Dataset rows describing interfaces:
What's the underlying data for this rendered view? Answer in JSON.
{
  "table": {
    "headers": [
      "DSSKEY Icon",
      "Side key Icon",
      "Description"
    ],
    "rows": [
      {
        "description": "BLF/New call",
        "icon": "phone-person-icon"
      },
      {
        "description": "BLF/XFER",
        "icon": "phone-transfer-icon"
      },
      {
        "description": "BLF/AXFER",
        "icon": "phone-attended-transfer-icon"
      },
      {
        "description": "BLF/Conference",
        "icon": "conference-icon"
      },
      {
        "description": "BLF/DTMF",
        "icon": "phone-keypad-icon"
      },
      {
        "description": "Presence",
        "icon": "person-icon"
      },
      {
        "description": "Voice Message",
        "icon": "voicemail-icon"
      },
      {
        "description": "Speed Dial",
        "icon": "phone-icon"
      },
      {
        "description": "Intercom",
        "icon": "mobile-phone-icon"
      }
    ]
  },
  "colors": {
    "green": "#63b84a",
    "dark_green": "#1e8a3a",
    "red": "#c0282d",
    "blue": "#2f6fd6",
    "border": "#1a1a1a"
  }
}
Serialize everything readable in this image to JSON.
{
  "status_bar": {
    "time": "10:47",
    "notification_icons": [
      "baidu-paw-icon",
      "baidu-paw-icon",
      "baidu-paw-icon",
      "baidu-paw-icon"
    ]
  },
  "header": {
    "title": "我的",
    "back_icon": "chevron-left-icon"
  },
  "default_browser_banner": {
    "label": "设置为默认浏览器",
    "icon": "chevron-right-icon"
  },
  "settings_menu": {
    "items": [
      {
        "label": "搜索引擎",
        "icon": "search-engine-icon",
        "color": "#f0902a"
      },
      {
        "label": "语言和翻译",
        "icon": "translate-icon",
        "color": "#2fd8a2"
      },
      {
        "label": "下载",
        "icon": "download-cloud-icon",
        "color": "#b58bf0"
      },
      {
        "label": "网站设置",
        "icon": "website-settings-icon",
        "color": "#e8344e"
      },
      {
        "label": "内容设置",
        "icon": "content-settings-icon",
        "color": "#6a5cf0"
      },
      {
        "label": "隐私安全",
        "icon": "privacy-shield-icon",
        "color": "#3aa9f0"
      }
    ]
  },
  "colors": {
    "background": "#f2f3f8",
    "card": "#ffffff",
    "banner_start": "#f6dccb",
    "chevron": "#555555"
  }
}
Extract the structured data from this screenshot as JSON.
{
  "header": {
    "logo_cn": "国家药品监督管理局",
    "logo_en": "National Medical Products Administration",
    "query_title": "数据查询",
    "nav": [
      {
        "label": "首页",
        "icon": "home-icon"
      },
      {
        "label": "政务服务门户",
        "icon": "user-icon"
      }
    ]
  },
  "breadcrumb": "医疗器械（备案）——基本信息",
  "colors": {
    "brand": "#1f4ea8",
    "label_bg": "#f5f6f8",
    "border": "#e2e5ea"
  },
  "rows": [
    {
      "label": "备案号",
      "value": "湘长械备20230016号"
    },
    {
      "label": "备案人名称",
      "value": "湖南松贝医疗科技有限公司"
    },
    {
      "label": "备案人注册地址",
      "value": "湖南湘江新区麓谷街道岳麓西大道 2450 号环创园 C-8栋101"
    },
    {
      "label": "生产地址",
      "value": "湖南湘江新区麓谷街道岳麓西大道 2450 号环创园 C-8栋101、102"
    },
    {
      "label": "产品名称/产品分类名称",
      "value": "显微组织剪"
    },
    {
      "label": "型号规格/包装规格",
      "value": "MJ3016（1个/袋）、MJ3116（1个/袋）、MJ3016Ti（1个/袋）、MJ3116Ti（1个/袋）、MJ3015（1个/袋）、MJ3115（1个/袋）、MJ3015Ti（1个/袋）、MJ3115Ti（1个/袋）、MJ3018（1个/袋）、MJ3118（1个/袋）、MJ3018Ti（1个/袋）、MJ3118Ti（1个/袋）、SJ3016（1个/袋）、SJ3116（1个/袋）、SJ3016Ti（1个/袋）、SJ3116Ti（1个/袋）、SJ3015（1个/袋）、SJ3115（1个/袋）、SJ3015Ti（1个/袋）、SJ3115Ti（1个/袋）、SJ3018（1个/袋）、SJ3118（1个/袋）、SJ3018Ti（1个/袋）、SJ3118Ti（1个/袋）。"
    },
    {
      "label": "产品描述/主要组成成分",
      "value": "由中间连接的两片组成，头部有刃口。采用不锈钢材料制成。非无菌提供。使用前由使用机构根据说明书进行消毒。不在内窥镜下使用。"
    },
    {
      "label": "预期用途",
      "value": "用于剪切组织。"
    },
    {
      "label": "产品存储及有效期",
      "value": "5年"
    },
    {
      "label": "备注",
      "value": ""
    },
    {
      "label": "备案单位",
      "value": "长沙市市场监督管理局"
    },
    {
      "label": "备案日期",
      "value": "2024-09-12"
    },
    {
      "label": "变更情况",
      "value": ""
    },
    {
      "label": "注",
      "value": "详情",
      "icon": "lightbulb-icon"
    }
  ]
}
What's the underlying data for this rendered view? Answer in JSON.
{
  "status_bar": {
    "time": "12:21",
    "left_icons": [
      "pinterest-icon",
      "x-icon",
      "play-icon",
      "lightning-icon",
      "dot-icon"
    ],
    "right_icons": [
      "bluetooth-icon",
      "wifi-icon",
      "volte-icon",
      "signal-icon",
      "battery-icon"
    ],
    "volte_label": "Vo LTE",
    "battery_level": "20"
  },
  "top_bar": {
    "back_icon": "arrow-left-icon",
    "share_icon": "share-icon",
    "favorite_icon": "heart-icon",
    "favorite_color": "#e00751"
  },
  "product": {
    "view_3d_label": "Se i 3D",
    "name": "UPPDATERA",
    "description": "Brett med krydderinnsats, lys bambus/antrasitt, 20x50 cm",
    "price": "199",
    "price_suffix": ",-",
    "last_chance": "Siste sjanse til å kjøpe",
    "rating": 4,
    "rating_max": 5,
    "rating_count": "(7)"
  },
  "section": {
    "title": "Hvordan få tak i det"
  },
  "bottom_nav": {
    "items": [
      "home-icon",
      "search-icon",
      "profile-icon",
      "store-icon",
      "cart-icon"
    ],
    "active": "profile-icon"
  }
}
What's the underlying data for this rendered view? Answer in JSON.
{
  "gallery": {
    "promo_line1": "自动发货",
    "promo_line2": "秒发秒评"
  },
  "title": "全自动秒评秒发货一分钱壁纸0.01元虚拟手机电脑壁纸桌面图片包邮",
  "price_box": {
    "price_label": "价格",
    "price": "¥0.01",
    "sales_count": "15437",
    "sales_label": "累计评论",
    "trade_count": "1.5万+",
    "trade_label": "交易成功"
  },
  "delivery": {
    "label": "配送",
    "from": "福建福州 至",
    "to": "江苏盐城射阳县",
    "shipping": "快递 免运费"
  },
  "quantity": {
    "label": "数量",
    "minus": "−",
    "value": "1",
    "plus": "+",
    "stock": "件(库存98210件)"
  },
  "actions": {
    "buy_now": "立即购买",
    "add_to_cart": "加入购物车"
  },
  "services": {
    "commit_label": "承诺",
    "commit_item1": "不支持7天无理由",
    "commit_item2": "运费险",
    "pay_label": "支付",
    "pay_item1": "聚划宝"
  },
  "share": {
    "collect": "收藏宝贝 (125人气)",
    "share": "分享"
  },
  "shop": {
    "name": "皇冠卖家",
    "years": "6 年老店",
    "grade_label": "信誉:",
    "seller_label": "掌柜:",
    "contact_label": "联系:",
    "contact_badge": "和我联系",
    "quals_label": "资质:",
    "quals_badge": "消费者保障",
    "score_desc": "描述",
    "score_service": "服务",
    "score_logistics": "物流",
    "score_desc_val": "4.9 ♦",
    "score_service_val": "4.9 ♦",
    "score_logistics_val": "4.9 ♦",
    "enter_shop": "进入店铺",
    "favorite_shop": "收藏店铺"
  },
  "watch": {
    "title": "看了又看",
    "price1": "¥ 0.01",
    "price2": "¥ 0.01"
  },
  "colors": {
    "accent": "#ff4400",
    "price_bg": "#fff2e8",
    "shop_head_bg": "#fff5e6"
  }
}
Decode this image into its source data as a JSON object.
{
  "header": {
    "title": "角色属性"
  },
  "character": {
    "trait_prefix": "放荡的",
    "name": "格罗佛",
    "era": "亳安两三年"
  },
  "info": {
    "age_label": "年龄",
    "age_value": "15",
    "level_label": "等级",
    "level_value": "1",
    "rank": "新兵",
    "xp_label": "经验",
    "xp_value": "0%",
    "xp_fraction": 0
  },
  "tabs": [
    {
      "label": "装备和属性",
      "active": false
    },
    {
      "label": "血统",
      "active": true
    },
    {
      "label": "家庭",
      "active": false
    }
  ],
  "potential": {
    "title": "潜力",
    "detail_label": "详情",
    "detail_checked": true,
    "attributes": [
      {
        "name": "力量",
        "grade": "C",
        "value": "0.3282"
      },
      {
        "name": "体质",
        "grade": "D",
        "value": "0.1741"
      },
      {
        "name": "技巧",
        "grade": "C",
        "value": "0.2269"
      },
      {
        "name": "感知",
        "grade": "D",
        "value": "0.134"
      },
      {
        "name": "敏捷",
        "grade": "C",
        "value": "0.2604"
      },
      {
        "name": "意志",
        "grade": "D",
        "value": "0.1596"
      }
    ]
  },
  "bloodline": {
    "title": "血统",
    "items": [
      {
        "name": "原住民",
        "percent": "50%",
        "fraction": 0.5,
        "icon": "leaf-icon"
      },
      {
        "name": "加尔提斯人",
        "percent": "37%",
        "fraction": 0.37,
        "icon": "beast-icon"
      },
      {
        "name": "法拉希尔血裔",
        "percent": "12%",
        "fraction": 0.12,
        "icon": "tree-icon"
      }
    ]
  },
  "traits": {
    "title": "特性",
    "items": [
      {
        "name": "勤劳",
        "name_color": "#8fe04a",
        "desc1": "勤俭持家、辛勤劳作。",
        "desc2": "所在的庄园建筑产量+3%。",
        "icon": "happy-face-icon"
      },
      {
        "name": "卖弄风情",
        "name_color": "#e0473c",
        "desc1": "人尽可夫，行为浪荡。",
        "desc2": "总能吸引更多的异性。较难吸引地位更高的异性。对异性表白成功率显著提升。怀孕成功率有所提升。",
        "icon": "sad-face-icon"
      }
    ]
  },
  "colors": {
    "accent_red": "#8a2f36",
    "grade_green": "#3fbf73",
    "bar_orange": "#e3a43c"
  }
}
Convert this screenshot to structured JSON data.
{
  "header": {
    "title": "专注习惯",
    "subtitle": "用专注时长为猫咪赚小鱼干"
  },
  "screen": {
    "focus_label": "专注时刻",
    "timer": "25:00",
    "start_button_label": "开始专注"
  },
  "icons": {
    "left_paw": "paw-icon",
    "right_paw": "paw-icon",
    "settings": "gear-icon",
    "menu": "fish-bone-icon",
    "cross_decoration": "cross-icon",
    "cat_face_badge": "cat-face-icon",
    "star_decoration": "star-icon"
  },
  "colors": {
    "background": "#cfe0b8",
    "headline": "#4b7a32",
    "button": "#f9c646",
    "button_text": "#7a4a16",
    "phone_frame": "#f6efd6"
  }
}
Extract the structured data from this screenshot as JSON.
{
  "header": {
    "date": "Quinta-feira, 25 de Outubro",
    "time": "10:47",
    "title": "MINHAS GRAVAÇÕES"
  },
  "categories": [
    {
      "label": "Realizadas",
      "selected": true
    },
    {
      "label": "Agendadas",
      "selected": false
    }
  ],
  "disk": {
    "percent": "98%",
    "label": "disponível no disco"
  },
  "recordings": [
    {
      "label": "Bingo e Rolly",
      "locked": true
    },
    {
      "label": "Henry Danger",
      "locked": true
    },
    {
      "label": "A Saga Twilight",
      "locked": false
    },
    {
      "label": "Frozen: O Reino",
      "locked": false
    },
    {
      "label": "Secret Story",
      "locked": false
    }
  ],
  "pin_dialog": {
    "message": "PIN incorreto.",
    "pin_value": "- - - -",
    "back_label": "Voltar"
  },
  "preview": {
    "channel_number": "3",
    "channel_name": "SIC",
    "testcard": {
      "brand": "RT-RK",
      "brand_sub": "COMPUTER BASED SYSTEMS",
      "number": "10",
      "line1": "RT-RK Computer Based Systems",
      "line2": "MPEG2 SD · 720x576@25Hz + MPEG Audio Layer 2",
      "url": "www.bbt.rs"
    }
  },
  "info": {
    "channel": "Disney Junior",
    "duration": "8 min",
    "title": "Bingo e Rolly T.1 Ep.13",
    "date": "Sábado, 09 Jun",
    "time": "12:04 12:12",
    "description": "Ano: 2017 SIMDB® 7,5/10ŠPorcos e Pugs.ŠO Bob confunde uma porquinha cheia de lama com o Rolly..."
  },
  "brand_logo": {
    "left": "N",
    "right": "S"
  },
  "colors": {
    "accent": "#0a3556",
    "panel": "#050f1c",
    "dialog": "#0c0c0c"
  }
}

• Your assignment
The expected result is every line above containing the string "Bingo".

• Expected answer
      "label": "Bingo e Rolly",
    "title": "Bingo e Rolly T.1 Ep.13",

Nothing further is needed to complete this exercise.